A pneumothorax can be caused by physical trauma to the chest wall or as a complication of a healthcare intervention which is referred to as traumatic pneumothorax. In a minority of cases the amount of air in the chest increases markedly when a one-way valve is formed by an area of damaged tissue, leading to a tension pneumothorax which leads to steadily worsening oxygen shortage and low blood pressure. Unless reversed by effective treatment, it can result in death. Diagnosis of a pneumothorax by physical examination alone can be difficult. Integrated diagnostic modalities can be used for the better detection such as chest X-ray,
In certain cases, medical teams will be attach catheter into the urine bag. When necessary, is done filming the structure of kidney with CT (computed tomography) scans or Magnetic Resonance Imaging (MRI) scans and biopsies, that kidney tissue sampling. Causes Of Kidney Failure Diseases of the kidney failure is usually due to some serious disease that progressively damages organs that have an impact on sized in length ranging from 10-13 centimeters and a thickness 5 – 7.5 centimetres. There are several types of illnesses that can affect kidney damage, high blood pressure, diabetes mellitus, and blockage of the urinary tract. Diseases of the urinary tract blockages such as stones, tumors, and also causes narrowing of the kidney failure.
Class I is the minimal mesangial lupus nephritis and for patients who are classified under this usually are in remission. The worst class, Class VI (Advanced sclerosis lupus nephritis) is embodied by a gradual progressive kidney dysfunction. This complication is the one most scientists use for research as this affects the majority of Lupus patients.

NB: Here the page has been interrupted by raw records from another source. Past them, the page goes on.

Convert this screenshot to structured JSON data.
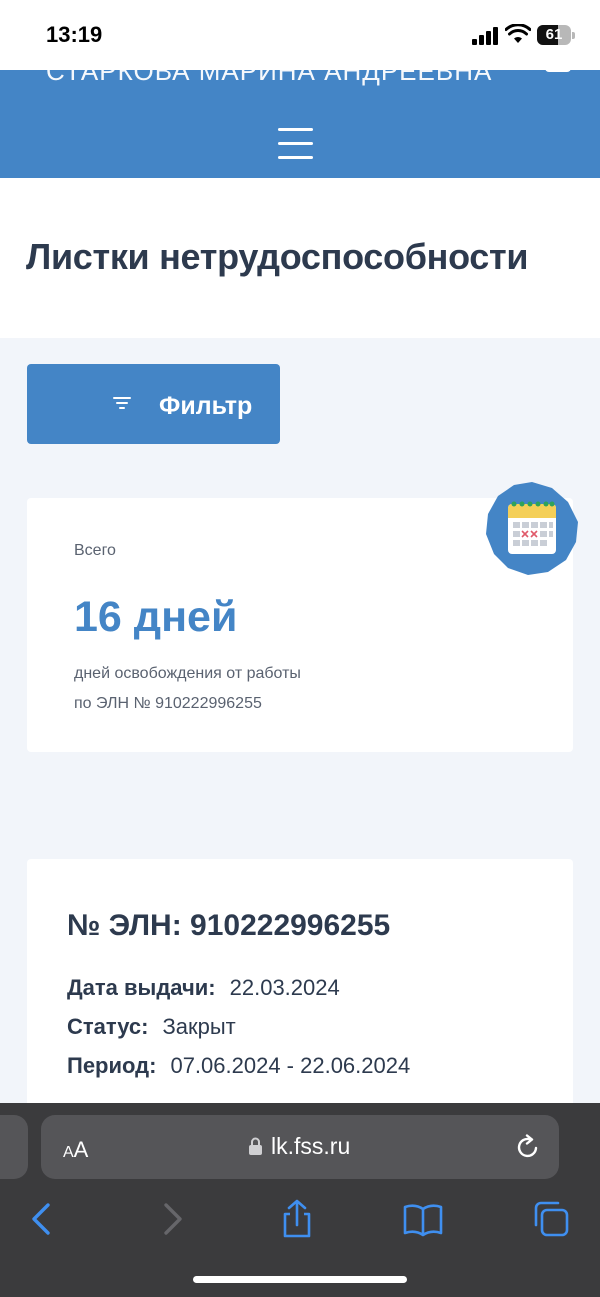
{
  "status_bar": {
    "time": "13:19",
    "battery_level": "61"
  },
  "header": {
    "user_name": "СТАРКОВА МАРИНА АНДРЕЕВНА"
  },
  "page": {
    "title": "Листки нетрудоспособности"
  },
  "filter": {
    "label": "Фильтр"
  },
  "summary": {
    "label": "Всего",
    "value": "16 дней",
    "description_line1": "дней освобождения от работы",
    "description_line2": "по ЭЛН № 910222996255"
  },
  "eln_card": {
    "title": "№ ЭЛН: 910222996255",
    "rows": [
      {
        "label": "Дата выдачи:",
        "value": "22.03.2024"
      },
      {
        "label": "Статус:",
        "value": "Закрыт"
      },
      {
        "label": "Период:",
        "value": "07.06.2024 - 22.06.2024"
      }
    ]
  },
  "browser": {
    "text_size_small": "A",
    "text_size_big": "A",
    "url": "lk.fss.ru"
  },
  "colors": {
    "accent": "#4485c6",
    "text_dark": "#2d3a4e",
    "page_bg": "#f2f5fa",
    "safari_bar": "#3b3b3d"
  }
}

Other complications could include organs such as lungs, brain, intestines, and
With this type of Dementia, the symptoms can be very different due to how badly the blood vessel are damaged after having the stroke. ii. In the scholarly article, Risk Factors for Vascular Dementia and Alzheimer Disease, written by Phillip B Gorelick and publish in October 2004. It mentions that Vascular Dementia have terrible effects on the brain and your cognitive abilities. iii.

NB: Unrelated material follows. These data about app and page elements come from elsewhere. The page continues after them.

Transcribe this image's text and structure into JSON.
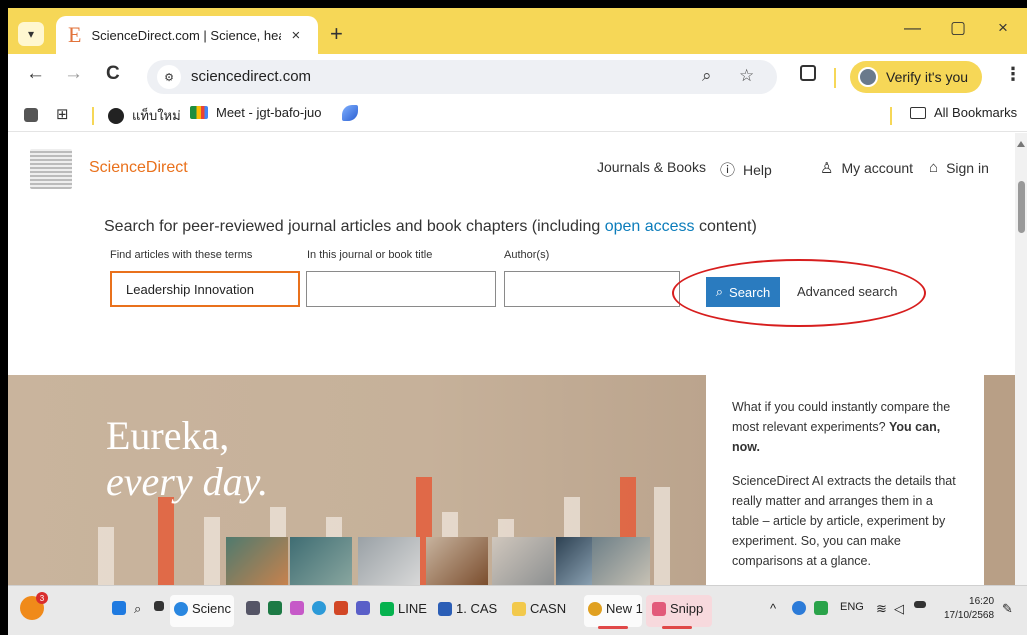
{
  "browser": {
    "tab_title": "ScienceDirect.com | Science, healt",
    "tab_favicon": "E",
    "url": "sciencedirect.com",
    "verify_label": "Verify it's you",
    "new_tab": "+",
    "close_tab": "×",
    "win_minimize": "—",
    "win_restore": "▢",
    "win_close": "×",
    "nav_back": "←",
    "nav_forward": "→",
    "nav_reload": "C",
    "kebab": "⋮",
    "bookmarks": [
      {
        "label": "แท็บใหม่"
      },
      {
        "label": "Meet - jgt-bafo-juo"
      }
    ],
    "all_bookmarks": "All Bookmarks"
  },
  "header": {
    "brand": "ScienceDirect",
    "nav": {
      "journals": "Journals & Books",
      "help": "Help",
      "account": "My account",
      "signin": "Sign in"
    }
  },
  "search": {
    "heading_pre": "Search for peer-reviewed journal articles and book chapters (including ",
    "heading_link": "open access",
    "heading_post": " content)",
    "terms_label": "Find articles with these terms",
    "terms_value": "Leadership Innovation",
    "journal_label": "In this journal or book title",
    "journal_value": "",
    "author_label": "Author(s)",
    "author_value": "",
    "button": "Search",
    "advanced": "Advanced search"
  },
  "hero": {
    "line1": "Eureka,",
    "line2": "every day.",
    "p1_pre": "What if you could instantly compare the most relevant experiments? ",
    "p1_bold": "You can, now.",
    "p2": "ScienceDirect AI extracts the details that really matter and arranges them in a table – article by article, experiment by experiment. So, you can make comparisons at a glance."
  },
  "taskbar": {
    "weather_badge": "3",
    "items": [
      {
        "label": "Scienc"
      },
      {
        "label": "LINE"
      },
      {
        "label": "1. CAS"
      },
      {
        "label": "CASN"
      },
      {
        "label": "New 1"
      },
      {
        "label": "Snipp"
      }
    ],
    "lang": "ENG",
    "time": "16:20",
    "date": "17/10/2568"
  },
  "colors": {
    "tabbar": "#f6d757",
    "brand_orange": "#e9711c",
    "search_blue": "#2a7bbf",
    "annotation_red": "#d71e1e"
  }
}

Josep Trueta) Even 3 decades ago, the treatment of an open fracture, or a fracture with severe soft tissue injury, represented a severe threat to the affected limb and the amputation rate was 15%. At that time, soft tissue management consisted of wet to dry dressings, which represented the only solution to cover open soft tissues. These dressings were associated with a high rate of infection, and the presence of open bone was the most severe threat to orthopedic surgeons. Another severe problem, especially in large wounds, was the loss of fluid through evaporation. This necessitated frequent changes or dressing which were painful procedures for the patient.
It is the most common micro vascular complication of people with diabetes. The risk of developing diabetic retinopathy is increased with high blood sugar and high blood pressure. There are two types of diabetic retinopathy, proliferative and non-proliferative. Proliferative diabetic retinopathy is where

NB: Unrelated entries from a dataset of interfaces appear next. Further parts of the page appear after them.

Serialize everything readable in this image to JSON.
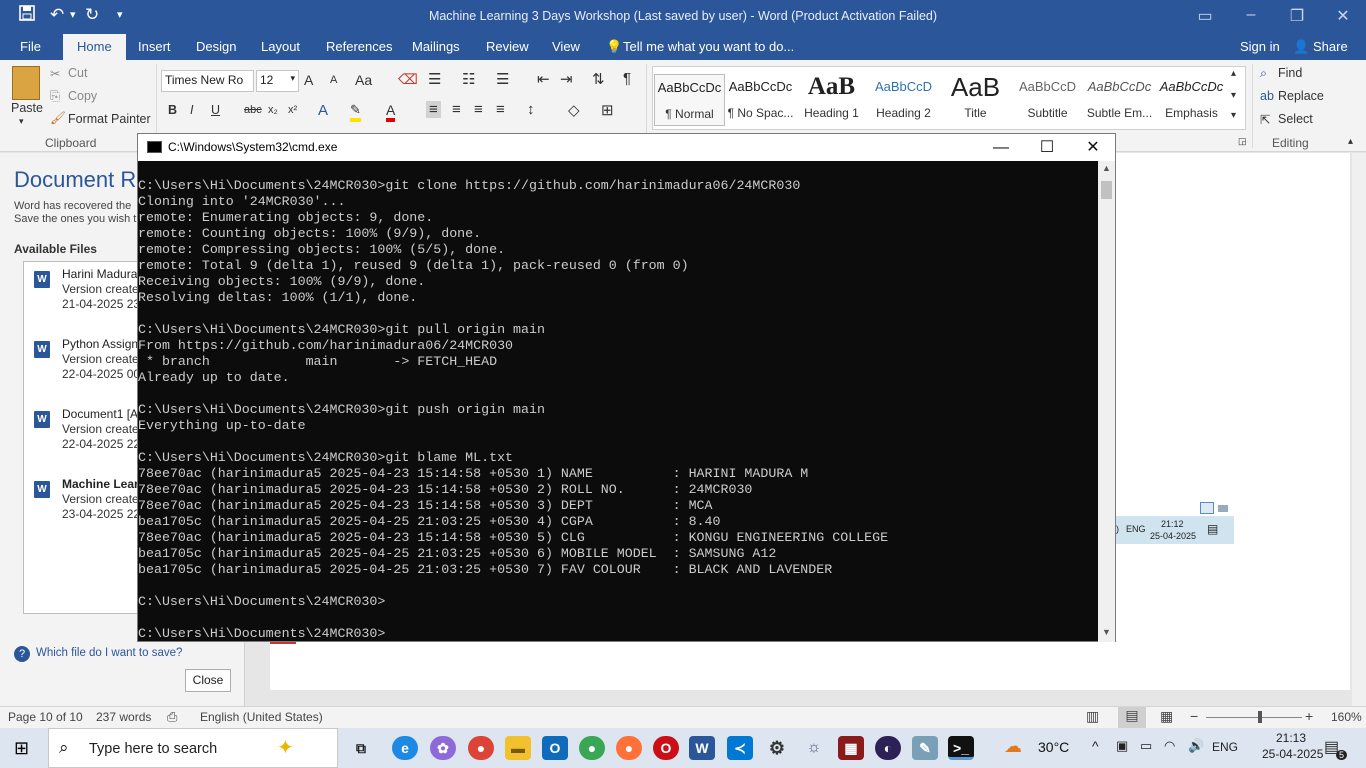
{
  "word": {
    "window_title": "Machine Learning 3 Days Workshop (Last saved by user) - Word (Product Activation Failed)",
    "tabs": [
      "File",
      "Home",
      "Insert",
      "Design",
      "Layout",
      "References",
      "Mailings",
      "Review",
      "View"
    ],
    "tell_me": "Tell me what you want to do...",
    "sign_in": "Sign in",
    "share": "Share",
    "clipboard": {
      "paste": "Paste",
      "cut": "Cut",
      "copy": "Copy",
      "format_painter": "Format Painter",
      "group": "Clipboard"
    },
    "font": {
      "name": "Times New Ro",
      "size": "12"
    },
    "styles": [
      {
        "preview": "AaBbCcDc",
        "name": "¶ Normal"
      },
      {
        "preview": "AaBbCcDc",
        "name": "¶ No Spac..."
      },
      {
        "preview": "AaB",
        "name": "Heading 1"
      },
      {
        "preview": "AaBbCcD",
        "name": "Heading 2"
      },
      {
        "preview": "AaB",
        "name": "Title"
      },
      {
        "preview": "AaBbCcD",
        "name": "Subtitle"
      },
      {
        "preview": "AaBbCcDc",
        "name": "Subtle Em..."
      },
      {
        "preview": "AaBbCcDc",
        "name": "Emphasis"
      }
    ],
    "editing": {
      "find": "Find",
      "replace": "Replace",
      "select": "Select",
      "group": "Editing"
    },
    "recovery": {
      "title": "Document Re",
      "desc1": "Word has recovered the",
      "desc2": "Save the ones you wish t",
      "available": "Available Files",
      "files": [
        {
          "name": "Harini Madura",
          "version": "Version created",
          "date": "21-04-2025 23:4"
        },
        {
          "name": "Python Assignm",
          "version": "Version created",
          "date": "22-04-2025 00:0"
        },
        {
          "name": "Document1  [A",
          "version": "Version created",
          "date": "22-04-2025 22:3"
        },
        {
          "name": "Machine Learn",
          "version": "Version created",
          "date": "23-04-2025 22:2"
        }
      ],
      "help": "Which file do I want to save?",
      "close": "Close"
    },
    "status": {
      "page": "Page 10 of 10",
      "words": "237 words",
      "language": "English (United States)",
      "zoom": "160%"
    },
    "inner_tray": {
      "lang": "ENG",
      "time": "21:12",
      "date": "25-04-2025"
    }
  },
  "cmd": {
    "title": "C:\\Windows\\System32\\cmd.exe",
    "lines": [
      "C:\\Users\\Hi\\Documents\\24MCR030>git clone https://github.com/harinimadura06/24MCR030",
      "Cloning into '24MCR030'...",
      "remote: Enumerating objects: 9, done.",
      "remote: Counting objects: 100% (9/9), done.",
      "remote: Compressing objects: 100% (5/5), done.",
      "remote: Total 9 (delta 1), reused 9 (delta 1), pack-reused 0 (from 0)",
      "Receiving objects: 100% (9/9), done.",
      "Resolving deltas: 100% (1/1), done.",
      "",
      "C:\\Users\\Hi\\Documents\\24MCR030>git pull origin main",
      "From https://github.com/harinimadura06/24MCR030",
      " * branch            main       -> FETCH_HEAD",
      "Already up to date.",
      "",
      "C:\\Users\\Hi\\Documents\\24MCR030>git push origin main",
      "Everything up-to-date",
      "",
      "C:\\Users\\Hi\\Documents\\24MCR030>git blame ML.txt",
      "78ee70ac (harinimadura5 2025-04-23 15:14:58 +0530 1) NAME          : HARINI MADURA M",
      "78ee70ac (harinimadura5 2025-04-23 15:14:58 +0530 2) ROLL NO.      : 24MCR030",
      "78ee70ac (harinimadura5 2025-04-23 15:14:58 +0530 3) DEPT          : MCA",
      "bea1705c (harinimadura5 2025-04-25 21:03:25 +0530 4) CGPA          : 8.40",
      "78ee70ac (harinimadura5 2025-04-23 15:14:58 +0530 5) CLG           : KONGU ENGINEERING COLLEGE",
      "bea1705c (harinimadura5 2025-04-25 21:03:25 +0530 6) MOBILE MODEL  : SAMSUNG A12",
      "bea1705c (harinimadura5 2025-04-25 21:03:25 +0530 7) FAV COLOUR    : BLACK AND LAVENDER",
      "",
      "C:\\Users\\Hi\\Documents\\24MCR030>",
      "",
      "C:\\Users\\Hi\\Documents\\24MCR030>"
    ]
  },
  "taskbar": {
    "search_placeholder": "Type here to search",
    "weather": "30°C",
    "lang": "ENG",
    "time": "21:13",
    "date": "25-04-2025",
    "notif_count": "5"
  },
  "colors": {
    "word_blue": "#2b579a",
    "console_bg": "#0c0c0c",
    "console_fg": "#cccccc"
  }
}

Reverse palmaris longus was first described by Captain John T. Morrison in 1916 as an incidental post amputation finding .It may cause compartment syndrome in the Carpal tunnel and Guyons canal. The patient will present with pain and edema in the wrist region. This is an occupational hazard in people whose work involves repetitive wrist movements as it will result in hypertrophy and cause compression of median nerve and or ulnar nerve. This makes the modern day computer professional particularly vulnerable. Symptomatic patients presenting with a palpable volar swelling should be examined for variations in the palmaris longus.
What are the symptoms of peripheral artery disease? Snippet: Peripheral arterial disease (PAD) is a condition, in which a build-up of fatty deposits (atherosclerosis) in the arteries leads to the narrowing of the peripheral arteries and reduce blood flow to the legs, stomach, arms, and head. According to statistics, both men and women are affected equally by this condition. However, the prevalence increases as one age. The characteristic symptoms of PAD include-fatigue, heaviness, tiredness, or painful cramping in your hip, thigh or calf muscles that occur after certain activities, such as walking or climbing stairs.
Hypertension occurs in ∼50% of renal transplant and almost all cardiac transplant patients. Hyperuricemia may lead to worsening of gout, increased P-glycoprotein activity, and hypercholesterolemia. Nephrotoxicity occurs in the majority of patients and is the major reason for cessation or modification of therapy. Combined use of calcineurin inhibitors and glucocorticoids is particularly diabetogenic. Especially at risk are obese patients, African-American or Hispanic transplant recipients, or those with a family history of type II diabetes or
INTRODUCTION Wound infections are one of the bad complications in patients undergoing surgeries. Consequently, infections of different organs or tissues that visible to surgeons may lead to significant increment of postoperative morbidity and mortality beside prolongation of hospital stay.1 It has been well documented that eradication of wound infection resulted in significant increment of patient comfort and decreased medical costs.2 Onche and Adedeji3 stated that Staphylococcus aureus is the predominate cause of surgical wound and nosocomial infections. Currently, the antibiotic drug resistance is a fast growing concern in wound infection management beside the risk of impairment of wound healing, bacteraemia, or even sepsis.4 National Nosocomial